[[ MATERIAL FOR THIS EXERCISE, beginning ]]

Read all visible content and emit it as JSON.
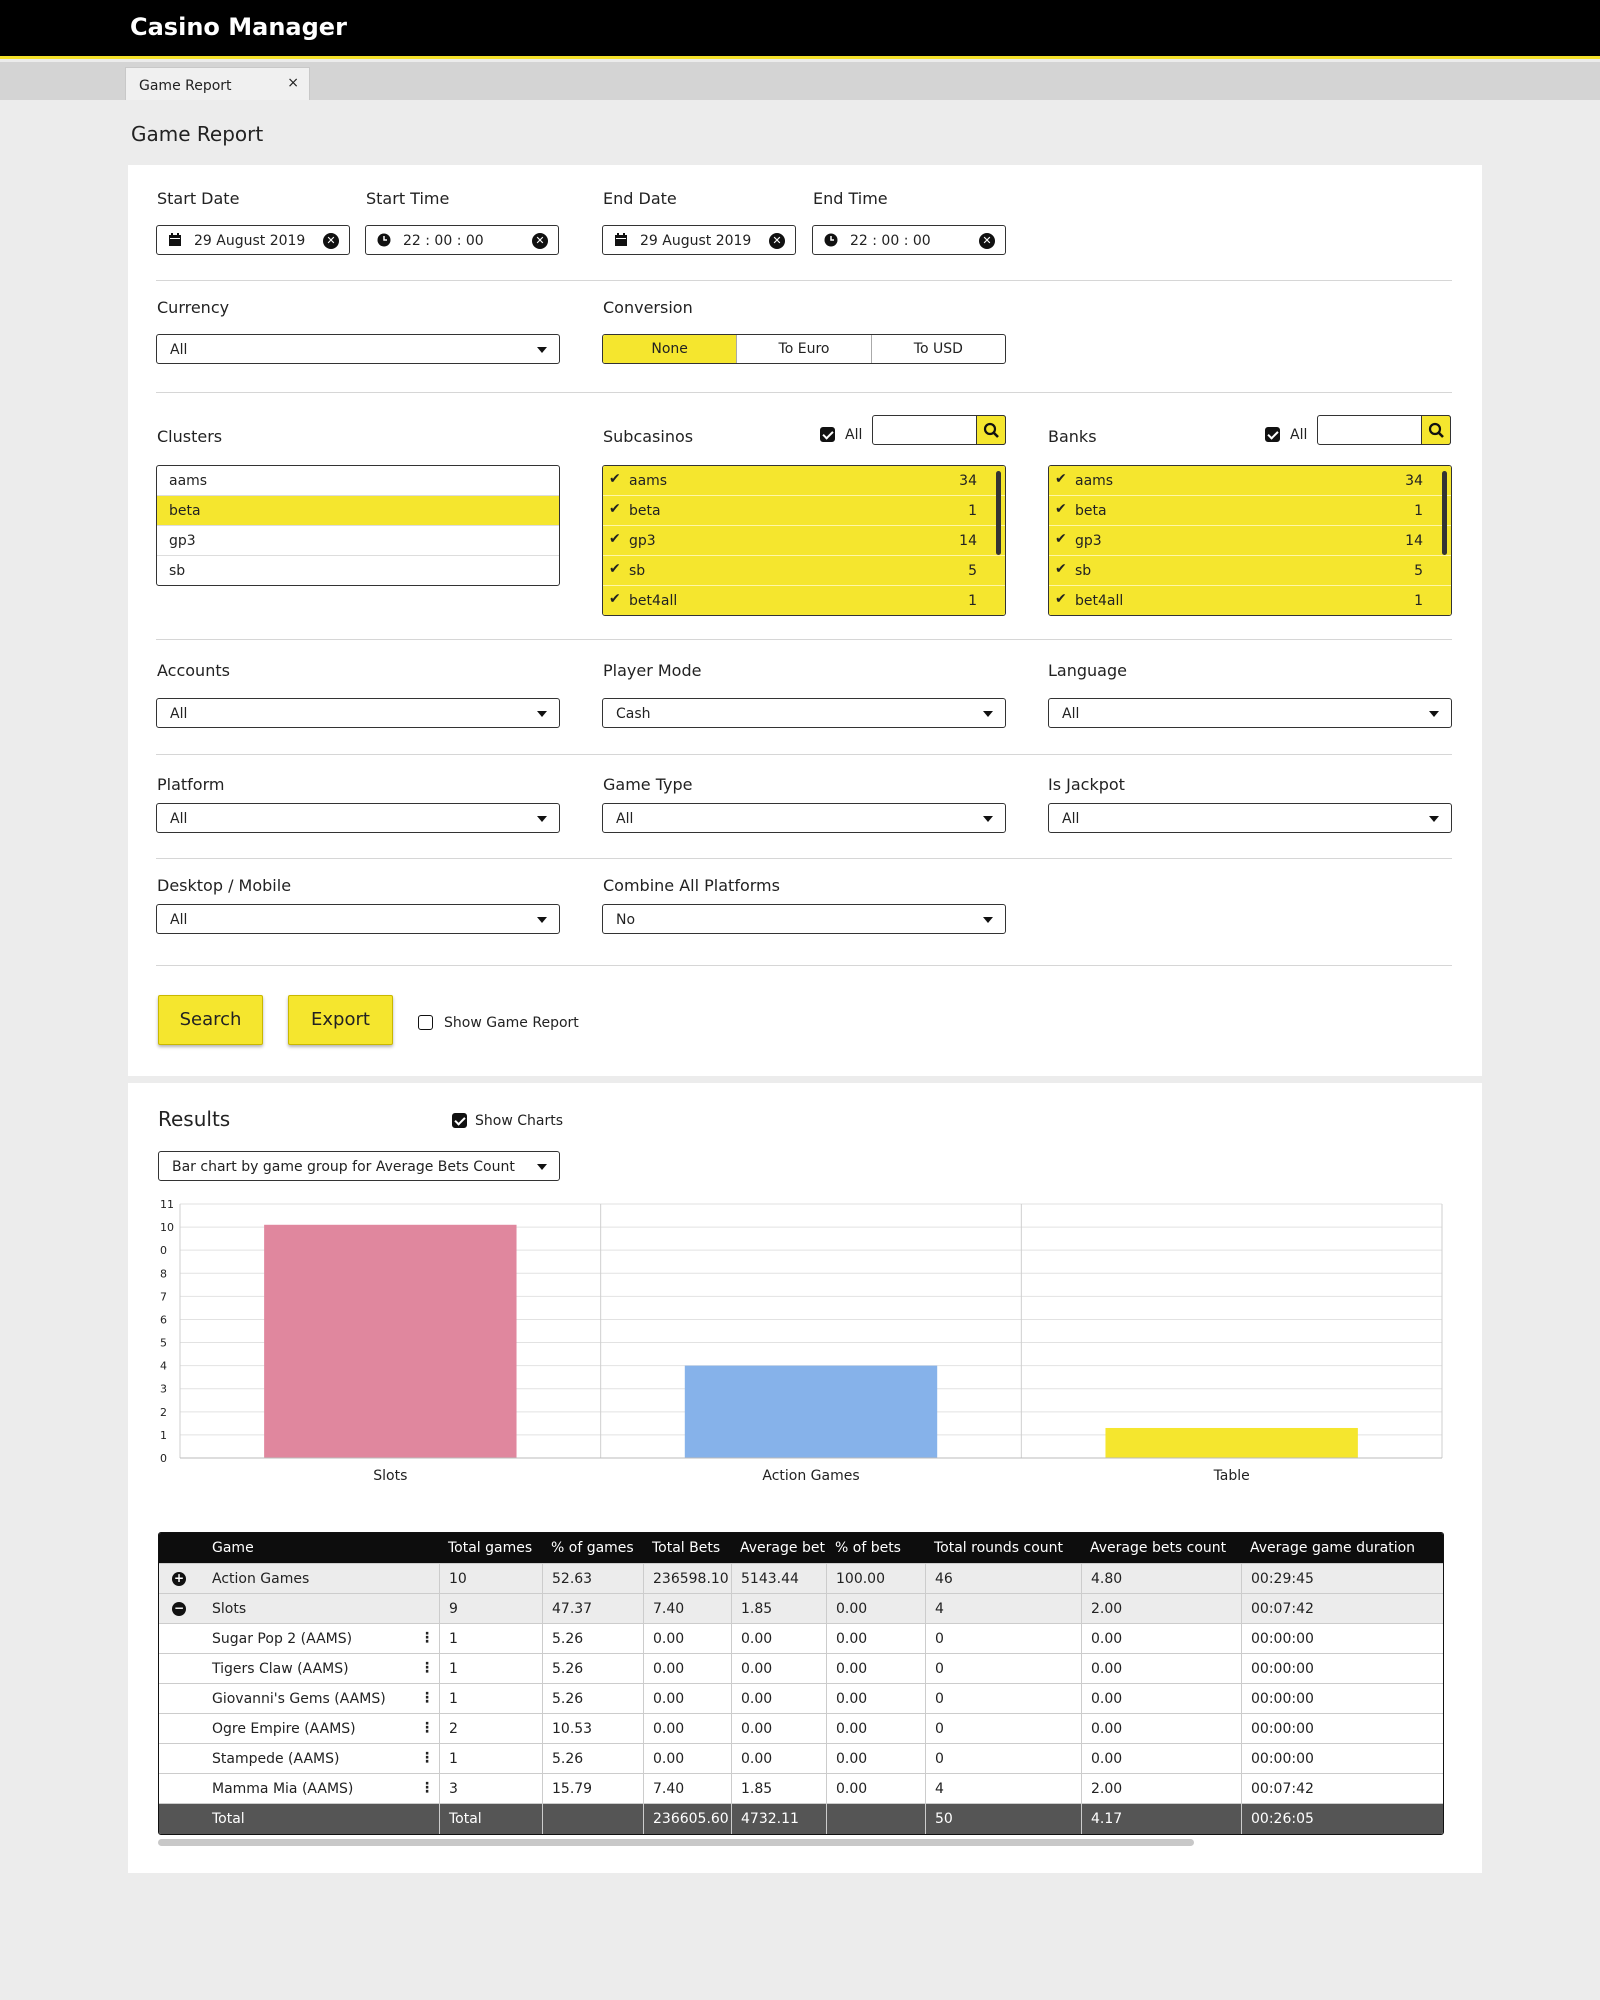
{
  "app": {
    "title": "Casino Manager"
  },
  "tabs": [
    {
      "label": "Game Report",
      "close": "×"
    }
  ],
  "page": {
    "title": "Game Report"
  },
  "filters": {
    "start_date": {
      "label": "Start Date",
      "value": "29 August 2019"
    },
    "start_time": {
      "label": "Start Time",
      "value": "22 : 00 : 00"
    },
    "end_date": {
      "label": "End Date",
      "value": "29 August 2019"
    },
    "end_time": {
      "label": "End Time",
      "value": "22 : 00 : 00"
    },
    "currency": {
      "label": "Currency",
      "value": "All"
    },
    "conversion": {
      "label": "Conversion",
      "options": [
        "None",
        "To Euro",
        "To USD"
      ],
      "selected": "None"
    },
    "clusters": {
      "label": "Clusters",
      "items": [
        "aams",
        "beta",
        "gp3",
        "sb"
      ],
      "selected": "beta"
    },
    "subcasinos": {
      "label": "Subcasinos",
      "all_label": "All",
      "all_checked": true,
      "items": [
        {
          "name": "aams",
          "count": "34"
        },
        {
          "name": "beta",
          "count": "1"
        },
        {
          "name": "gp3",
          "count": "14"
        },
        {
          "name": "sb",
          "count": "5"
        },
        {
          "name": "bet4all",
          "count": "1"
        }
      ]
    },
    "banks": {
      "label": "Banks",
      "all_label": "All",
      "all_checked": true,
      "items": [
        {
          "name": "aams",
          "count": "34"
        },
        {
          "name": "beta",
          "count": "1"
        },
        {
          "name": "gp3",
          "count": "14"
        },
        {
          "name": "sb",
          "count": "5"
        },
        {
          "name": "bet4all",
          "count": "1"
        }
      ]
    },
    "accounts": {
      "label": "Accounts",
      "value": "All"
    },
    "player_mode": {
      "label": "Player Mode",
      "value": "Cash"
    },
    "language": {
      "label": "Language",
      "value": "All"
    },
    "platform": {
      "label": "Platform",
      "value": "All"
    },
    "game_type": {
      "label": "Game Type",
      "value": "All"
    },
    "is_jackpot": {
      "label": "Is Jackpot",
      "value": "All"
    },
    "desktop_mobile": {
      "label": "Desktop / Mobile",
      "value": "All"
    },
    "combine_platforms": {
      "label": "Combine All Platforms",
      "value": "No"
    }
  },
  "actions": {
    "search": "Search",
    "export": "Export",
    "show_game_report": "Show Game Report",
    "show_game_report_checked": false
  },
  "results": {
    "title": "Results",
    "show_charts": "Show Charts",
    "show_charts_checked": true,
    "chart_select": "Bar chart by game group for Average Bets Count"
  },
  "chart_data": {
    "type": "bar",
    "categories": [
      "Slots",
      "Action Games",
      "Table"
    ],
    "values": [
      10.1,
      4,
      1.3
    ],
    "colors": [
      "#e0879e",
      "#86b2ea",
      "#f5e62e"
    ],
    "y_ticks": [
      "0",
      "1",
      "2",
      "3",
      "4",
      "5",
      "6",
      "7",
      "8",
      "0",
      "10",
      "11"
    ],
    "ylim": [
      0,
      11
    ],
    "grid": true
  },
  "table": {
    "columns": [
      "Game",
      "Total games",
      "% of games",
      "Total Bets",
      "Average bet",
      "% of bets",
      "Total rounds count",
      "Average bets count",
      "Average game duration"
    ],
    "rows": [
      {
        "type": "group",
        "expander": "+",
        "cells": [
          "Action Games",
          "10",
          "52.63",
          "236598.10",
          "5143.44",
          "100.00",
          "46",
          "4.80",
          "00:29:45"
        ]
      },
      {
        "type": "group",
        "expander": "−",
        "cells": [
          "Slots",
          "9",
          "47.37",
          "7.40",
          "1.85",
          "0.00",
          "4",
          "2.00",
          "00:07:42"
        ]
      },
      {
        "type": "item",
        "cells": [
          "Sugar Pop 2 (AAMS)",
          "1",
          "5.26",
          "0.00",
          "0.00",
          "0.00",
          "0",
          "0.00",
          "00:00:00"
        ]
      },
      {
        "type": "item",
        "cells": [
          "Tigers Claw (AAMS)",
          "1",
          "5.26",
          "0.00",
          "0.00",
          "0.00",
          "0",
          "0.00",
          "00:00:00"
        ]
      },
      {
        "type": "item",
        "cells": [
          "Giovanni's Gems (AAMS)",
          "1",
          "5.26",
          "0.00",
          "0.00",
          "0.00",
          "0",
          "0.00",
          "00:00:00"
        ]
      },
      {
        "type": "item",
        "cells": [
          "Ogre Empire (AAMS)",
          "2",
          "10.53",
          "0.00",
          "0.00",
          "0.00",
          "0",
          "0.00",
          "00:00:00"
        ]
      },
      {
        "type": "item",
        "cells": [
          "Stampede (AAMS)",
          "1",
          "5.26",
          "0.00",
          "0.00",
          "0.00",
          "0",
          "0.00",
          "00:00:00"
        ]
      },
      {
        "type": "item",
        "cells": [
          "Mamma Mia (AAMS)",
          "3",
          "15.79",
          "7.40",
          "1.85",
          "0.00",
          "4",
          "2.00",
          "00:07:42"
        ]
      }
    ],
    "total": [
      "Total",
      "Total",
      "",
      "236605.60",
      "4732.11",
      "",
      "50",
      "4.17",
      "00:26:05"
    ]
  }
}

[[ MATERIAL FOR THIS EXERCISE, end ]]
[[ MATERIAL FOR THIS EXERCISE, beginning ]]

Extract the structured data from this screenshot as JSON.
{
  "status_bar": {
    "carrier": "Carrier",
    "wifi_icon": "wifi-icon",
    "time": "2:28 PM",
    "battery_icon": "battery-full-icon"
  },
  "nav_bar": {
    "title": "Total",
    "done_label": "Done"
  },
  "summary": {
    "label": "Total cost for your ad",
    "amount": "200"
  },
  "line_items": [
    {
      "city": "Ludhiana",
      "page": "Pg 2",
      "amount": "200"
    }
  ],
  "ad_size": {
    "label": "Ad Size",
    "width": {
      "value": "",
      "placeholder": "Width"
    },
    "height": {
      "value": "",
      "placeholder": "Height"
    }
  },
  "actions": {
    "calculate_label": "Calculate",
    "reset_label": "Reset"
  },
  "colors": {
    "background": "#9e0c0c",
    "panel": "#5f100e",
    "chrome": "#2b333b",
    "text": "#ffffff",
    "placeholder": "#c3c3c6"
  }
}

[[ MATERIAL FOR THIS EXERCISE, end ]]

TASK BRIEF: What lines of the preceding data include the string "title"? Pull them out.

ANSWER TO THIS PROBLEM:
    "title": "Casino Manager"
    "title": "Game Report"
    "title": "Results",
    "title": "Total",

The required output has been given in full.